Find the lines of data that contain the string "Payment", then list them.
╭─ Records supplied
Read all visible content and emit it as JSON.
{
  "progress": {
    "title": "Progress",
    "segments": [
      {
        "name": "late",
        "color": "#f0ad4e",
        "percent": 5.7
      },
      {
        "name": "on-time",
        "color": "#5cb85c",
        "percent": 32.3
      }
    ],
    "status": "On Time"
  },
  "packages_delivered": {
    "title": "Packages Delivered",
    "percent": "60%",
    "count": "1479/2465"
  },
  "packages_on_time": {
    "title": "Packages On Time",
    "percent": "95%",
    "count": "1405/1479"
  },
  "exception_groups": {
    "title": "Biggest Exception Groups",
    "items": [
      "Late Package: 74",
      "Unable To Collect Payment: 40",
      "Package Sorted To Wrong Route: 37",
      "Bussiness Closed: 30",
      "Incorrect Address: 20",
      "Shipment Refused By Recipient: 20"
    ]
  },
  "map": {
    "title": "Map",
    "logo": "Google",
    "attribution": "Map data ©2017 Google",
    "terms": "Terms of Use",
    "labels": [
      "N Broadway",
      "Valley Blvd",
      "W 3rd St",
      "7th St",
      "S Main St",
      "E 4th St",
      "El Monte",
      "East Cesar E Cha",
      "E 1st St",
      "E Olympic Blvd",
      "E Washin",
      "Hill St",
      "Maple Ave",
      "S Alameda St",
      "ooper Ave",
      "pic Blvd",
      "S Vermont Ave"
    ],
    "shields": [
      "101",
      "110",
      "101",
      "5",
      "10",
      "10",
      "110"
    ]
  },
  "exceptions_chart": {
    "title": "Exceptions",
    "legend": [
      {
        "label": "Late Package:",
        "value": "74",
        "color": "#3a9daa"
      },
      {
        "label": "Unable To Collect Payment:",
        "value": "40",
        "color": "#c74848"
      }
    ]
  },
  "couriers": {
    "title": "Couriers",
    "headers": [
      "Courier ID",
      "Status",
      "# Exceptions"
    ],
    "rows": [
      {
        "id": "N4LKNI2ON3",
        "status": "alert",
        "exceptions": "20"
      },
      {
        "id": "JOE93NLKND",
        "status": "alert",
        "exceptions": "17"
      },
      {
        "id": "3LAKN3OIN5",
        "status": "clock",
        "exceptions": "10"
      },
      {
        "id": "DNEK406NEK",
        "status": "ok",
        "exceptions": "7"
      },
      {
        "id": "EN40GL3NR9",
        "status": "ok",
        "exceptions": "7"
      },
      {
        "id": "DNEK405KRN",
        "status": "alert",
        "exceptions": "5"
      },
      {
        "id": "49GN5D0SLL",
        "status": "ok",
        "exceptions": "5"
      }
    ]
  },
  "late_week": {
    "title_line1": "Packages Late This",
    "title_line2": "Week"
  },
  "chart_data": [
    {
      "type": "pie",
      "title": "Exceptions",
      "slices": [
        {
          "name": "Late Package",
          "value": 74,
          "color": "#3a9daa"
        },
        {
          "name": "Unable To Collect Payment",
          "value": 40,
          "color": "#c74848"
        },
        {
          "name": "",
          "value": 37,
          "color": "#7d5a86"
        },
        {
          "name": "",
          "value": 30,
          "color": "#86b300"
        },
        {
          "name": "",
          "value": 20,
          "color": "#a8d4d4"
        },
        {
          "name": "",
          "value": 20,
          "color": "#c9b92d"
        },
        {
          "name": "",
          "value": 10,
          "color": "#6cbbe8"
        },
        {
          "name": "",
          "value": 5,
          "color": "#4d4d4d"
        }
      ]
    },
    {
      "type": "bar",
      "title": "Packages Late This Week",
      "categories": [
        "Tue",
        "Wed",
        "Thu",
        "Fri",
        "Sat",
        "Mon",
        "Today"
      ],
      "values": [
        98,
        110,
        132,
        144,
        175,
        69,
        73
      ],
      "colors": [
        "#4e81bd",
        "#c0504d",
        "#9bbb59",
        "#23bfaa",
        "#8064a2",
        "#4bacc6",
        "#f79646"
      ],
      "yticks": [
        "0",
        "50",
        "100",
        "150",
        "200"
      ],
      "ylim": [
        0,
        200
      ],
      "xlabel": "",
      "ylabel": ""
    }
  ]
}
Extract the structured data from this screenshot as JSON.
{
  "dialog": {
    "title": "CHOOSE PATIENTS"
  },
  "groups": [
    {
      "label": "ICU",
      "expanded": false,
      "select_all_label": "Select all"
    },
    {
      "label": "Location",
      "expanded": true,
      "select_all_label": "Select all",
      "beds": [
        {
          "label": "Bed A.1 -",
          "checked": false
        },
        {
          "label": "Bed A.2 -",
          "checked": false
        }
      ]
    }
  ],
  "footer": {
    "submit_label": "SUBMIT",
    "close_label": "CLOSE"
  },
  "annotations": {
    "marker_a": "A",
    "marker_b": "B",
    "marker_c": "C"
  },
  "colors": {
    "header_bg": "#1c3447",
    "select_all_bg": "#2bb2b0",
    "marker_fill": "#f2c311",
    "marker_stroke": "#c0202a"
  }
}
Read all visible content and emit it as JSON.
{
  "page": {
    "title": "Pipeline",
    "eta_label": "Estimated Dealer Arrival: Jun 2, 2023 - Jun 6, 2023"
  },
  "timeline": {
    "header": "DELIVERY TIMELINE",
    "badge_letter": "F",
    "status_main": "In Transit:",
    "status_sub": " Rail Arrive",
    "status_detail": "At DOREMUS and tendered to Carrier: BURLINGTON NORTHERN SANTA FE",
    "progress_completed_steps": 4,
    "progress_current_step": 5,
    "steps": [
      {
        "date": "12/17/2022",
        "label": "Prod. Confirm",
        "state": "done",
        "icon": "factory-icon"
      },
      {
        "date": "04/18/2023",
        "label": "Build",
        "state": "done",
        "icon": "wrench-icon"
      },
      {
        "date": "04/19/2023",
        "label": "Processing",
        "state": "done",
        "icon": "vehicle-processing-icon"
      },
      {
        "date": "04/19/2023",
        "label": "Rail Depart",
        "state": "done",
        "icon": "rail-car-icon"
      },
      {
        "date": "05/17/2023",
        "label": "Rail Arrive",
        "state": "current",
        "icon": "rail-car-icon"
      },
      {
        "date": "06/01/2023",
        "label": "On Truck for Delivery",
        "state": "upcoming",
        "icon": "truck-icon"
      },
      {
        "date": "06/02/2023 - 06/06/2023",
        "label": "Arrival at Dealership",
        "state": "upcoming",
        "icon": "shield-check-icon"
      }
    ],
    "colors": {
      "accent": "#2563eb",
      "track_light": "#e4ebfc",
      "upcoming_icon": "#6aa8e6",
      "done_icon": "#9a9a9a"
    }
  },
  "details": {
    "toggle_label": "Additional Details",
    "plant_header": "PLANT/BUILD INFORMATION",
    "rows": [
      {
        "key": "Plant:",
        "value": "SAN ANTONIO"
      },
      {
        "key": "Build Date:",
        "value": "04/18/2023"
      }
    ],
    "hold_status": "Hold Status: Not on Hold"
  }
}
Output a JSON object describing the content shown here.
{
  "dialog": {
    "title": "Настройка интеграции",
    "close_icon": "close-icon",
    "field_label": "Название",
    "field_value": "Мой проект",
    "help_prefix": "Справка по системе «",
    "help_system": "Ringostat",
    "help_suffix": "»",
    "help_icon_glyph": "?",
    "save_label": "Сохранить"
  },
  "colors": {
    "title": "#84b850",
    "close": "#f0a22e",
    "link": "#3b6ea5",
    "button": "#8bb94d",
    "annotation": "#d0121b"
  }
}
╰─
◆ **Expected output**:
      "Unable To Collect Payment: 40",
        "label": "Unable To Collect Payment:",
          "name": "Unable To Collect Payment",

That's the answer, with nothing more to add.